- Why do those hurdles exist? What happened to create or exacerbate them?
- How challenging is it to find a solution to the issue?
- In a perfect world, how would a particular performance measure drive success?
Ask these questions not only of your L&D team but of your employees. Get group consensus and look for patterns. Delve into those patterns and find commonalities. Most of those can probably be tied to training in some way.
Once you have defined the solutions necessary, it’s time to tie them to competencies. Your LMS is an essential tool in assigning competency-based training to key employees based on their job descriptions, duties, and even career development paths in some cases.
Develop: Next, you need to begin developing assets that help your learners grow and develop. These could be modules on cybersecurity best practices, on handling personally identifiable information, or anything else. All assets should be based on the results of your previous analysis, though, so that they help your learners develop and move the organization toward where you want to go.
Your assets must be modern, compelling, and support learner success. That will require doing several important things here, including:
- Mixed Media: Use a mixture of different media and formats. Multiple-choice questions are great, but go further. Add video learning, gamified content, infographics, and anything else that will drive positive outcomes and improve success.
- Microlearning Matters: It is also important to create microlearning courses. These “chunk” courses up into smaller segments that learners can complete faster and have a better chance of retaining.
- Use Scenario-Based Learning: Create realistic scenarios within your learning content. Then require your learners to complete those scenarios.

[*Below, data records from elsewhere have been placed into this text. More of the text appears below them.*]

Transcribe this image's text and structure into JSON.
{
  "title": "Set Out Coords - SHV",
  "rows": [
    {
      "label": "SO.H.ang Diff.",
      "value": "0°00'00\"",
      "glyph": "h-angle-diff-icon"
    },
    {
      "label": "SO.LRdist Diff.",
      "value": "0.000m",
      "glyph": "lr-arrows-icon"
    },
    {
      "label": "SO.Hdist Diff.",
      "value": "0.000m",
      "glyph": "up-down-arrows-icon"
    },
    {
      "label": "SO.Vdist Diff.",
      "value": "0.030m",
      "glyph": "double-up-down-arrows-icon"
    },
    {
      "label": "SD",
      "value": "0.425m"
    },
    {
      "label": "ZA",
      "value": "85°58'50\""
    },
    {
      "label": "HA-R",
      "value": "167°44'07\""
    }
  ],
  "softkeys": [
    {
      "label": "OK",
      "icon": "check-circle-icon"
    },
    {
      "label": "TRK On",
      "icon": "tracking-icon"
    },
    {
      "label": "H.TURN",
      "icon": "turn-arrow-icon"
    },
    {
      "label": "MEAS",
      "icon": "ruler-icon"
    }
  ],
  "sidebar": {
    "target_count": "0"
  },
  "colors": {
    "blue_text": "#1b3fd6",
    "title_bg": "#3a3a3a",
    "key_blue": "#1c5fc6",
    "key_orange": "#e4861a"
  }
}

Choose-your-own formats, roleplaying, and other methods work well to truly drive home lessons.
- Practice, Practice, Practice: Your LMS is a vital tool, but it is only one of many that you should be using. Give your learners opportunities to put their knowledge to use outside the LMS, but within safe environments where a wrong move won’t necessarily spell disaster.
Support: Learning is not a “once and done” sort of thing. Success is not defined as a passing grade. To really affect transformational change in your organization, you will need to support learners after training. It’s also important to hold them accountable for their ability to put learning into practice within their daily responsibilities.
You’ll discover a wealth of support options out there that enable better outcomes and help learners retain knowledge. These can include:
- Curated Content Banks: These offer a wealth of information on topics touched on during learning and can even expand on those for some people.
- Job Aids: These are tools that help your learners remember information and connect the dots to improve their performance.
- Coaching: From mentoring to performance management, use any opportunity to coach and grow your team toward where you need them to be.
- Accountability Measures: In addition to your LMS and other options, implement accountability measures that help encourage your learners to integrate what they have learned into their daily responsibilities.
Financial Services Learning and Development Success
Ultimately, a concerted L&D strategy is essential for achieving success in the financial services industry. The right LMS is part of that, but you must also understand the skill gaps within your organization and the hurdles you face, whether those are regulatory in nature, or relate more to cybersecurity risks, or something else entirely.
With an overarching strategy and a willingness to create competency-based training programs, you can help ensure that each employee has the tools required to move the organization forward.